"This is the best group that I've been around," Peterson said. "The play is definitely speaking for itself. But the things that we're doing off the field and how close-knit we are, I've never seen nothing like it. It just reminds me of a college feel."

They gotten to the desert by various routes:

--Peterson is living up to the expectations that come with being the fifth overall pick in the 2011 draft. He's made the Pro Bowl each of his four NFL seasons. He had a sub-par 2014, but found out halfway through that season he had diabetes. Healthy and noticeably trimmer, Peterson is assigned to defend the opponent's top receiver every week and playing his best football to date.

--Mathieu was a Heisman Trophy finalist his sophomore year at LSU, but was kicked off the team for marijuana use.

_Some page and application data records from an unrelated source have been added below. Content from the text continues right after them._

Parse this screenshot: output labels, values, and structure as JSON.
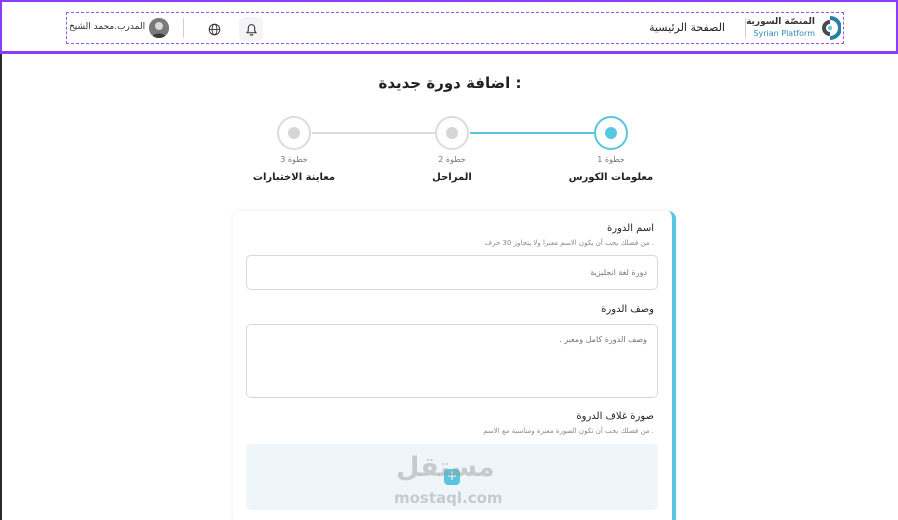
{
  "header": {
    "logo_ar": "المنصّة السورية",
    "logo_en": "Syrian Platform",
    "home_label": "الصفحة الرئيسية",
    "user_name": "المدرب.محمد الشيخ"
  },
  "page": {
    "title": "اضافة دورة جديدة :"
  },
  "steps": [
    {
      "small": "خطوة 1",
      "name": "معلومات الكورس",
      "active": true
    },
    {
      "small": "خطوة 2",
      "name": "المراحل",
      "active": false
    },
    {
      "small": "خطوة 3",
      "name": "معاينة الاختبارات",
      "active": false
    }
  ],
  "form": {
    "course_name_label": "اسم الدورة",
    "course_name_hint": "من فضلك يجب أن يكون الاسم معبرا ولا يتجاوز 30 حرف .",
    "course_name_placeholder": "دورة لغة انجليزية",
    "description_label": "وصف الدورة",
    "description_placeholder": "وصف الدورة كامل ومعبر .",
    "cover_label": "صورة غلاف الدروة",
    "cover_hint": "من فضلك يجب أن تكون الصورة معبرة ومناسبة مع الاسم .",
    "upload_symbol": "+"
  },
  "watermark": {
    "arabic": "مستقل",
    "latin": "mostaql.com"
  },
  "colors": {
    "accent": "#59c6e0",
    "frame": "#8b3dff"
  }
}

He was considered high-risk by many when Arizona took him in the third round but has been a joy for the team and his teammates since his arrival. Last year, his play was hindered by a knee brace and a cast on his broken thumb. This year, he's back to being "The Honey Badger," a 5-foot-9 dynamo. Mathieu had his first sack of the season Monday night in a win over Baltimore.

--Johnson might be the smartest player on the field, and observers envision him and Powers as future coaches. Johnson was a third-round pick in 2009 and lost part of his middle finger attempting a tackle early in the 2013 season. Oddly, the bulk of his career interceptions have come since then.

--Powers, the nickel back last season when Antonio Cromartie was the starting corner opposite Peterson, smoothly stepped into the full-time job this year. Undrafted in 2009, Powers played four seasons for Indianapolis before signing as a free agent with Arizona in 2013.

--Like Powers, Jefferson had to make it in the NFL the hard way. He was not drafted and played his way onto the active roster in 2013. Jefferson made the game-saving tackle in the end zone on Monday night.

The secondary also technically includes safety Deone Bucannon, but the Washington State product almost always lines up as an inside linebacker. He leads the team in tackles.

Johnson said the group's camaraderie has led to many of the interceptions.

"Us being around each other so much, we begin to know each other," he said. "We begin to understand the way each one of us thinks."

There's a lot of studying, too.

"The things that you don't see that's behind the scenes is the hours of film that those guys watch," defensive coordinator James Bettcher said. "The meetings that they have together to talk through things. The most important thing is that those guys are on the same page when you're playing coverage."

Only twice this year has Arizona not intercepted a pass in a game, and it lost both contests.

"We've got a lot of guys that are grateful," Mathieu said. "But obviously they're hungry and they want to achieve a lot more."